[Records from a dataset]
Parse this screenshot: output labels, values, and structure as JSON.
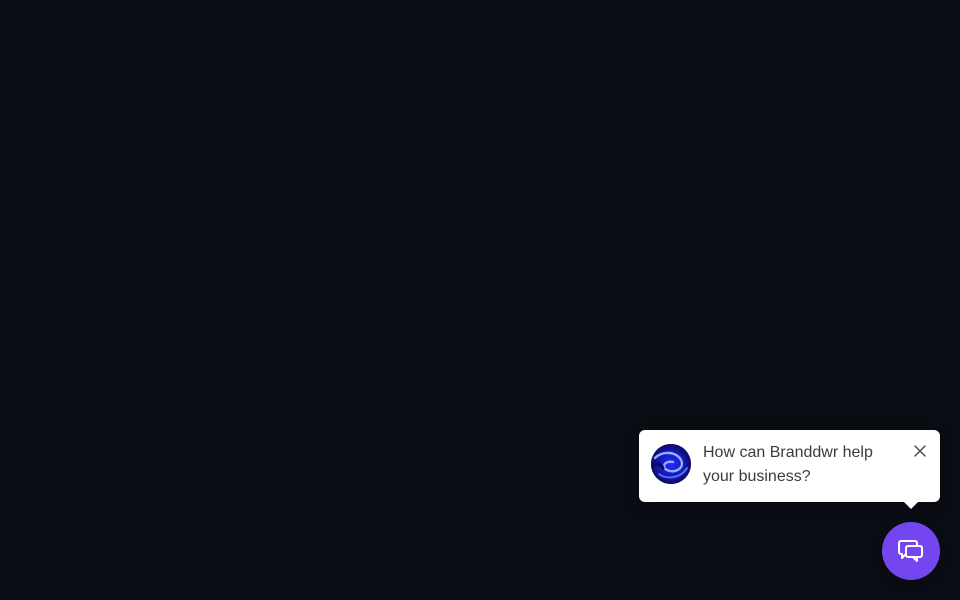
{
  "chat_popup": {
    "message": "How can Branddwr help your business?",
    "avatar_icon": "swirl-logo-icon",
    "close_icon": "close-icon",
    "background": "#ffffff",
    "text_color": "#3a3a44"
  },
  "chat_launcher": {
    "icon": "chat-bubbles-icon",
    "color": "#7446ef"
  },
  "page": {
    "background": "#0b0d14"
  }
}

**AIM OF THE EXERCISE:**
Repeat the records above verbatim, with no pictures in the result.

**EXPECTED ANSWER:**
Parse this screenshot: output labels, values, and structure as JSON.
{
  "chat_popup": {
    "message": "How can Branddwr help your business?",
    "avatar_icon": "swirl-logo-icon",
    "close_icon": "close-icon",
    "background": "#ffffff",
    "text_color": "#3a3a44"
  },
  "chat_launcher": {
    "icon": "chat-bubbles-icon",
    "color": "#7446ef"
  },
  "page": {
    "background": "#0b0d14"
  }
}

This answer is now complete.